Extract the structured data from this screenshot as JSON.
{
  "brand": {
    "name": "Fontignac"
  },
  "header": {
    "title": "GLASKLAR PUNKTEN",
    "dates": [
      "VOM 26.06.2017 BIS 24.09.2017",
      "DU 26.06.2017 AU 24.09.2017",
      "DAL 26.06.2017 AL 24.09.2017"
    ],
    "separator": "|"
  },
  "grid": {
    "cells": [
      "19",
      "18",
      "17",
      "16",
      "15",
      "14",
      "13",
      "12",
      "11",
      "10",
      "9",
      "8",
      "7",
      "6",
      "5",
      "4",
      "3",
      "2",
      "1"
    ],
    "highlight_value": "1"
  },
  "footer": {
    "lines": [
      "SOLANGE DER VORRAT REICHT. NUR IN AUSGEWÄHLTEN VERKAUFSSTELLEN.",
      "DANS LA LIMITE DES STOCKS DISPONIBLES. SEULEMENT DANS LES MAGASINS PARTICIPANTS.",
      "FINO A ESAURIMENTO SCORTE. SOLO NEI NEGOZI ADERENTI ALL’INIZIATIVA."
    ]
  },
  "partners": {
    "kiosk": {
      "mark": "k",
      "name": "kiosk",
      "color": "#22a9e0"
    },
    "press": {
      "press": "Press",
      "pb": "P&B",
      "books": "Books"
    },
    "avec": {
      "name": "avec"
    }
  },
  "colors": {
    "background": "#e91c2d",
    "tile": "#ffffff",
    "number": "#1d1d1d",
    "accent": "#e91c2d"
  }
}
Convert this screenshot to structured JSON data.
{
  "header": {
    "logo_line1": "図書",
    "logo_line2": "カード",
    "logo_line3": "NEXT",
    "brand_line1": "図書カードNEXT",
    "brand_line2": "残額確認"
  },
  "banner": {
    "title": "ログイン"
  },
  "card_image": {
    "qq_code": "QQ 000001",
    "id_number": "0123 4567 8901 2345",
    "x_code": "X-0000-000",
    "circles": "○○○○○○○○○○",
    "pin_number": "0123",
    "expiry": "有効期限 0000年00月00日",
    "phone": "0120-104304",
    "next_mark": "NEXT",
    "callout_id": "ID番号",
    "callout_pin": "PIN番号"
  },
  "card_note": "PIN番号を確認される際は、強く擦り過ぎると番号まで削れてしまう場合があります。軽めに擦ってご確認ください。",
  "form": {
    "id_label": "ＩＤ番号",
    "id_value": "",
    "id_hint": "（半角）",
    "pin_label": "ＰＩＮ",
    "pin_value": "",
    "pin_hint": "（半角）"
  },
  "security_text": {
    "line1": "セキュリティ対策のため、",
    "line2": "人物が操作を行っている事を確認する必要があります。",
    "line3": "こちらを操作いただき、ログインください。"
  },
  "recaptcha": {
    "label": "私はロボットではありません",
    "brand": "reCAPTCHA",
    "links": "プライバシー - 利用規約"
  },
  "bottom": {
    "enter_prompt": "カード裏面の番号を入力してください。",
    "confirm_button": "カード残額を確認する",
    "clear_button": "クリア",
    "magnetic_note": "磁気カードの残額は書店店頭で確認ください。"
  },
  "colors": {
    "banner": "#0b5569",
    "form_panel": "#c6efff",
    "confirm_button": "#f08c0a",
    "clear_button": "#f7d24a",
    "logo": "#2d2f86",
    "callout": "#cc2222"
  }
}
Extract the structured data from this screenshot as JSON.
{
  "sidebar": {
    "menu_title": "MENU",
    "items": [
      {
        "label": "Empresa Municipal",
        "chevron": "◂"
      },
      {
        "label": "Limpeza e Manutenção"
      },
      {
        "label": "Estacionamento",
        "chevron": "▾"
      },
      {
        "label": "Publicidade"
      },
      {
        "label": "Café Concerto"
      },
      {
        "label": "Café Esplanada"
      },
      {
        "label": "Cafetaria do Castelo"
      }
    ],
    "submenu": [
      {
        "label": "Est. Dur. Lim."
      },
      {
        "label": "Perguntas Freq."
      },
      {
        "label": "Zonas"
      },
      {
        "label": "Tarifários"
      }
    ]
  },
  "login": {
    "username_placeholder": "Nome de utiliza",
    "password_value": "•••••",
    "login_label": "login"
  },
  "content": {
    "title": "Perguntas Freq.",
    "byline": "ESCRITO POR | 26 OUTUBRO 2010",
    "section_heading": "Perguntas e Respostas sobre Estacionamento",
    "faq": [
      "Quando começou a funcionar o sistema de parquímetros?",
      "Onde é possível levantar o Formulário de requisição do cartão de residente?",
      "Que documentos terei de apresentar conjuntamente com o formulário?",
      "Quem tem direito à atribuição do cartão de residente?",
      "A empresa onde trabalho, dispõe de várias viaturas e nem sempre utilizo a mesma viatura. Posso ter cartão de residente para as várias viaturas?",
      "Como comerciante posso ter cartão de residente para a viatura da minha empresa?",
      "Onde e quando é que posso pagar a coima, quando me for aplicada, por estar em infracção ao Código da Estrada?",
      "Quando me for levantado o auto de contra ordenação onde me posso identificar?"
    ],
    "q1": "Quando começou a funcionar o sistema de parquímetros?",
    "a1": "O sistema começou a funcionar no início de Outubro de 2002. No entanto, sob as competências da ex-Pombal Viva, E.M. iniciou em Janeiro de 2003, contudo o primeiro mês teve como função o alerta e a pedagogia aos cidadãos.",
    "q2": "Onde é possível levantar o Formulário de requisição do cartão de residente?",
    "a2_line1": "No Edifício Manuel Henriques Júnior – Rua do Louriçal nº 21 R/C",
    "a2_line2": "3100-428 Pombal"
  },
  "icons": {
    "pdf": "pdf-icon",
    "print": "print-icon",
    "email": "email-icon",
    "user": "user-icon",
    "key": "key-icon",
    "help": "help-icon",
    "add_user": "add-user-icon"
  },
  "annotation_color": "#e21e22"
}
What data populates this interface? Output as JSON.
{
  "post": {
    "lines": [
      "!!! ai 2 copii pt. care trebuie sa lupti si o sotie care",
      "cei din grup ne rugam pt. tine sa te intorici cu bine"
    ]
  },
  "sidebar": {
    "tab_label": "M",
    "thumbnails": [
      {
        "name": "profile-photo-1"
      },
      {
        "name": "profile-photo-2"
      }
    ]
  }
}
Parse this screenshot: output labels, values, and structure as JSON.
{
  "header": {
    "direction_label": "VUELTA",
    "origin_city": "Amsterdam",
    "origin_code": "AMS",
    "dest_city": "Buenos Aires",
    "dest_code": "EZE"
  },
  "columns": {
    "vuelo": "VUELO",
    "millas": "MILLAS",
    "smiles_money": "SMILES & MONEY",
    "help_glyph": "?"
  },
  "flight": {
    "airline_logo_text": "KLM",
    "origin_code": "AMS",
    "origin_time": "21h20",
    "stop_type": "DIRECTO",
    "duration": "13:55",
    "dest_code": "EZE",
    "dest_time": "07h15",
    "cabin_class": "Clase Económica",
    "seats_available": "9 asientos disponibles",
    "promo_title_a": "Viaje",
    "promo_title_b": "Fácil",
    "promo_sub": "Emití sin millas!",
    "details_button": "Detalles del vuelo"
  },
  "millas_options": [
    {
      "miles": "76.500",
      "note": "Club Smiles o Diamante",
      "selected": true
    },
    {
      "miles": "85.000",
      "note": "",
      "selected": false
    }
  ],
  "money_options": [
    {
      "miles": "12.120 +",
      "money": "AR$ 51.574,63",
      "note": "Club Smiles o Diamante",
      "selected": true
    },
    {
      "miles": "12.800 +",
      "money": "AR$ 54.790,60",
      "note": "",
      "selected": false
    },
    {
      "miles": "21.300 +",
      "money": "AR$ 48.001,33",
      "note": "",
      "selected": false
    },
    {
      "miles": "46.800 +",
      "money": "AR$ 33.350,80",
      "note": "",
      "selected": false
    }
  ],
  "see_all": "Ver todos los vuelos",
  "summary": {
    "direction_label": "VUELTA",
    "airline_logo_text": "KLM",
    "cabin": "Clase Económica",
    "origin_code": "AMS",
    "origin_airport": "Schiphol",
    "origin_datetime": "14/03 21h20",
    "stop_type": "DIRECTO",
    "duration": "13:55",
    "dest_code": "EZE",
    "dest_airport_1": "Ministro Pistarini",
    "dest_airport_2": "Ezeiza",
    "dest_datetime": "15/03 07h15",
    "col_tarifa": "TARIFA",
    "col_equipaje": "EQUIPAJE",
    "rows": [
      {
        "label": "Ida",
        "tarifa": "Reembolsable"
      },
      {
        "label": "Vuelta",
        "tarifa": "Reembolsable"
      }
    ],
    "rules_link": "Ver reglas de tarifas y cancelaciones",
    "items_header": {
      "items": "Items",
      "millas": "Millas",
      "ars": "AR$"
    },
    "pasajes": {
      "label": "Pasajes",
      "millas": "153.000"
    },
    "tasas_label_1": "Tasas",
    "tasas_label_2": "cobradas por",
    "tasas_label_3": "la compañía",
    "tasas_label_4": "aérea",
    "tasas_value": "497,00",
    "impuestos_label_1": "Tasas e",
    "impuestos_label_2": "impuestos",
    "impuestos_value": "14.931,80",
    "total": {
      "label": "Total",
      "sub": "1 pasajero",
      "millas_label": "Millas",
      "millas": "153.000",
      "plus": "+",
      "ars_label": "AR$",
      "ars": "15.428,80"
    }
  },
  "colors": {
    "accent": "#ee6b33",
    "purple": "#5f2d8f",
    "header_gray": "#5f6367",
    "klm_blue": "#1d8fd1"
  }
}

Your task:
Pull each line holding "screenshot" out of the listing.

Answer section:
Extract the structured data from this screenshot as JSON.
Convert this screenshot to structured JSON data.
Extract the structured data from this screenshot as JSON.
Parse this screenshot: output labels, values, and structure as JSON.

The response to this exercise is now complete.